#include "epgpu.h"FILL and non-FILL kernels are enough to write quite a few simple applications, as I explore at the technical paper in the EPGPU download page here:

#include "epgpu.cpp"

#include <iostream>

GPU_KERNEL(

scatter_floats,(__global<float *> array,float param),

{

array[i]=param;

array[10+i]=7;

}

)

int main() {

int n=20;

gpu_array<float> arr(n);

scatter_floats(arr,1.234).run(n/2);

for (int i=0;i<n;i++) std::cout<<"["<<i<<"]= "<<arr[i]<<"\n";

return 0;

}

http://www.cs.uaf.edu/sw/EPGPU/

total=0;In parallel, the problem is a lot harder--"total" is a sequential bottleneck, since everybody has to add to it simultaniously. In OpenMP, with a small number of threads, "reduction(+:total)" creates private copies, and adds them up with atomic operations, but this doesn't scale well to the many thousands of threads on a GPU, because it takes time in O(p) for p processors.

for (int i=0;i<length;i++) total+=arr[i];

Another algorithm that scales much better is a tree-based summation, shown here for 16 elements.
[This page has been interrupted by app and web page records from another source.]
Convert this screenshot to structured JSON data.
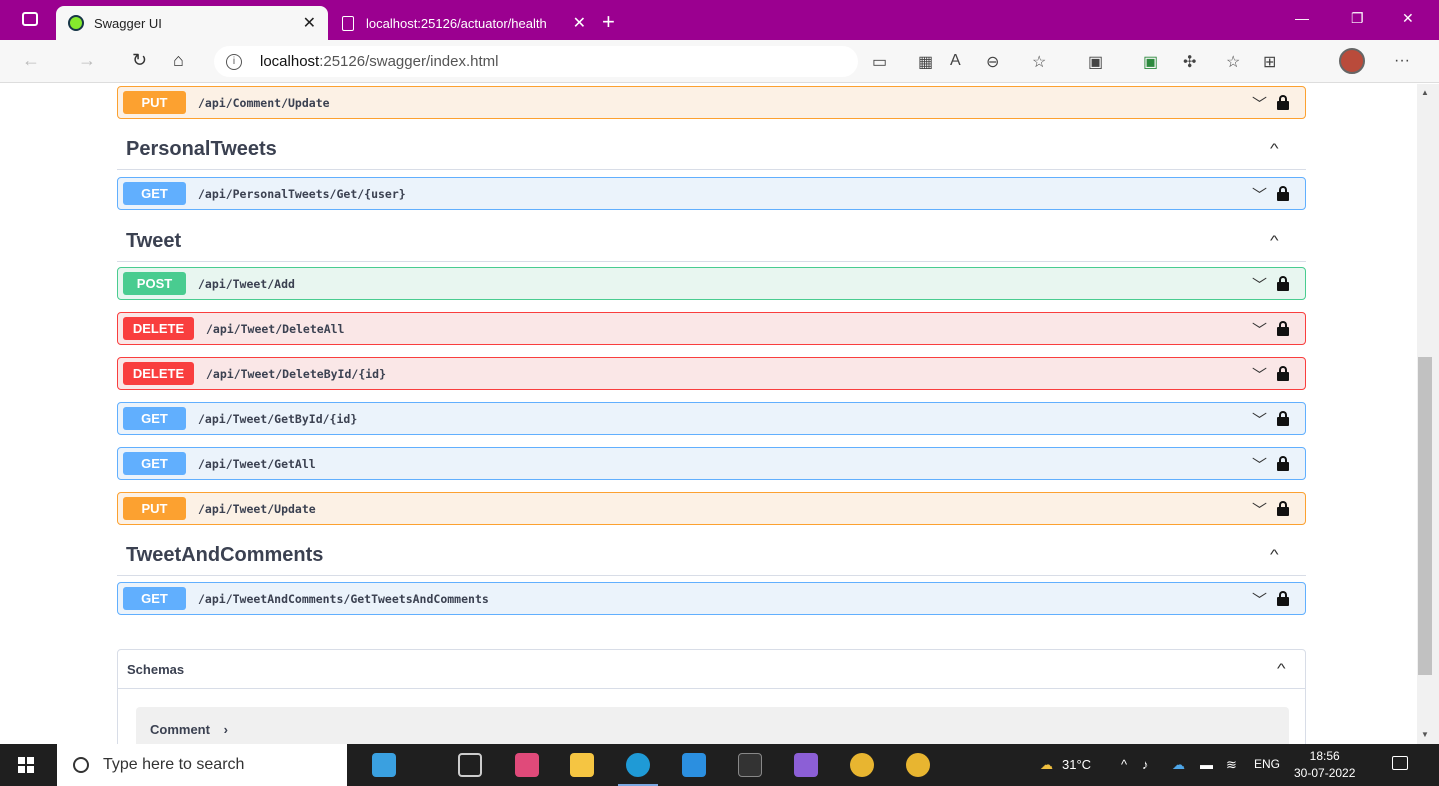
{
  "browser": {
    "tabs": [
      {
        "title": "Swagger UI",
        "active": true
      },
      {
        "title": "localhost:25126/actuator/health",
        "active": false
      }
    ],
    "url_host": "localhost",
    "url_rest": ":25126/swagger/index.html",
    "more_label": "···"
  },
  "operations_top": [
    {
      "method": "PUT",
      "path": "/api/Comment/Update"
    }
  ],
  "tags": [
    {
      "name": "PersonalTweets"
    },
    {
      "name": "Tweet"
    },
    {
      "name": "TweetAndComments"
    }
  ],
  "operations": {
    "personal": [
      {
        "method": "GET",
        "path": "/api/PersonalTweets/Get/{user}"
      }
    ],
    "tweet": [
      {
        "method": "POST",
        "path": "/api/Tweet/Add"
      },
      {
        "method": "DELETE",
        "path": "/api/Tweet/DeleteAll"
      },
      {
        "method": "DELETE",
        "path": "/api/Tweet/DeleteById/{id}"
      },
      {
        "method": "GET",
        "path": "/api/Tweet/GetById/{id}"
      },
      {
        "method": "GET",
        "path": "/api/Tweet/GetAll"
      },
      {
        "method": "PUT",
        "path": "/api/Tweet/Update"
      }
    ],
    "tac": [
      {
        "method": "GET",
        "path": "/api/TweetAndComments/GetTweetsAndComments"
      }
    ]
  },
  "schemas": {
    "title": "Schemas",
    "models": [
      "Comment"
    ]
  },
  "taskbar": {
    "search_placeholder": "Type here to search",
    "temperature": "31°C",
    "language": "ENG",
    "time": "18:56",
    "date": "30-07-2022"
  },
  "colors": {
    "titlebar": "#9b0090",
    "get": "#61affe",
    "post": "#49cc90",
    "put": "#fca130",
    "delete": "#f93e3e"
  }
}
We begin by summing pairs of two elements, then summing across groups of four elements, then eight, and finally all sixteen.
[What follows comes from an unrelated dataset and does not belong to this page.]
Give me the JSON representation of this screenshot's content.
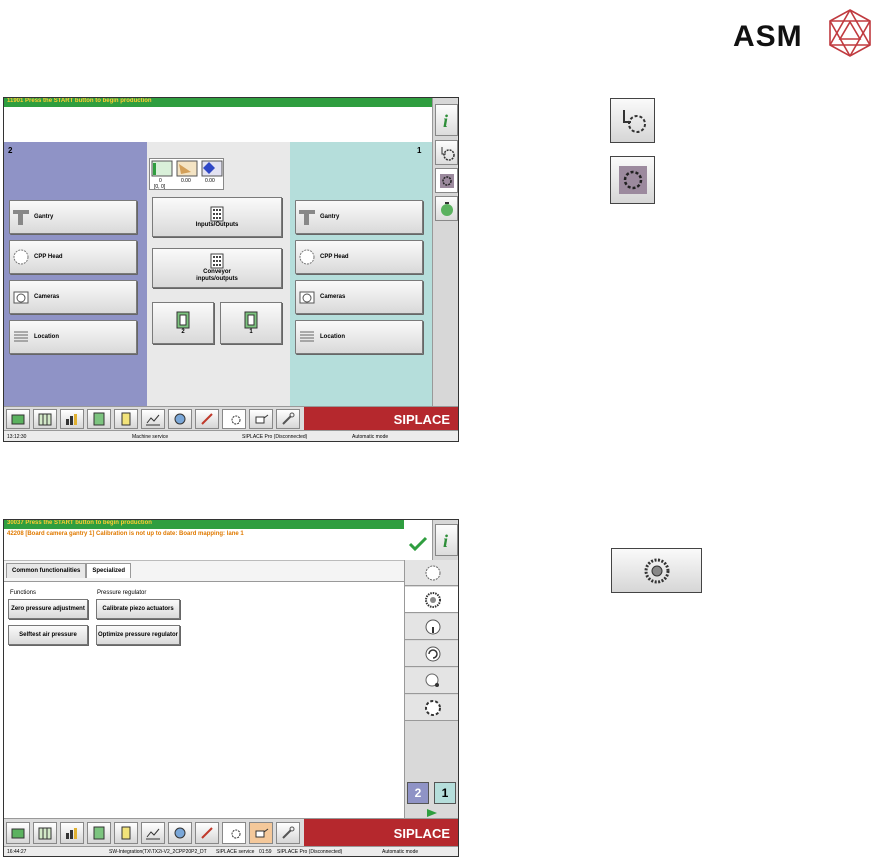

The code is as follows:

#include "epgpu.h"On the NetRun GTX 280, this gives:

#include "epgpu.cpp"

#include "lib/inc.c" /* netrun, for timing */

#include <iostream>

GPU_KERNEL(

writeFloats,(__global<float *> arr,float start),

{

arr[i]=start;

}

)

GPU_KERNEL(

totalFloats,(__global<float *> arr,int length,int step),

{

int srcIdx=step*i+step/2;

if (srcIdx<length)

arr[step*i]+=arr[srcIdx];

}

)

/* Total up the n values in this array into arr[0].

Does this recursively, using log(n) kernel invocations. */

void totalArray(gpu_array<float> &arr,int n)

{

for (int step=2;step/2<n;step*=2) {

totalFloats(arr,n,step).run((n+step-1)/step);

}

}

/* Single thread version: easy to write, but extraordinarily slow (250ns/float!) */

GPU_FILLKERNEL(float,

linearSum,(__global<float *> arr,int length),

{

result=0;

for (int i=0;i<length;i++) result+=arr[i];

}

)

int main() {

int n=8000;

gpu_array<float> arr(n);

float start=1000.23;

writeFloats(arr,start).run(n);

double t=time_in_seconds();

gpu_array<float> total(1);

total=linearSum(arr,n);

float result=total[0];

std::cout<<"Linear total="<<result<<" ("<<(time_in_seconds()-t)*1.0e6<<"us)\n";

t=time_in_seconds();

totalArray(arr,n);

result=arr[0];

std::cout<<"Recursive total="<<result<<" ("<<(time_in_seconds()-t)*1.0e6<<"us)\n";

std::cout<<"Analytic total="<<start*n<<"\n";

return 0;

}

OpenCL initialized with 30 compute unitsNote that even with a small 8000-entry array, the sequential linear summation already much slower (O(n) versus O(lg n)) and less accurate (due to roundoff) than the tree-based recursive summation. Both effects just get worse as the array gets bigger.

Linear total=8.00104e+06 (3102.08us)

Recursive total=8.00184e+06 (345.117us)

Analytic total=8.00184e+06

You can do even better by putting the lower levels of the tree summation into GPU "__local__" memory, which allows you to use local thread synchronization instead of calling a second kernel, and by running the highest levels of the tree on the CPU, where sequential summation is faster. But both of these implementation adjustments just tweak the asymptotic constant--the big speedup is using a good parallel algorithm!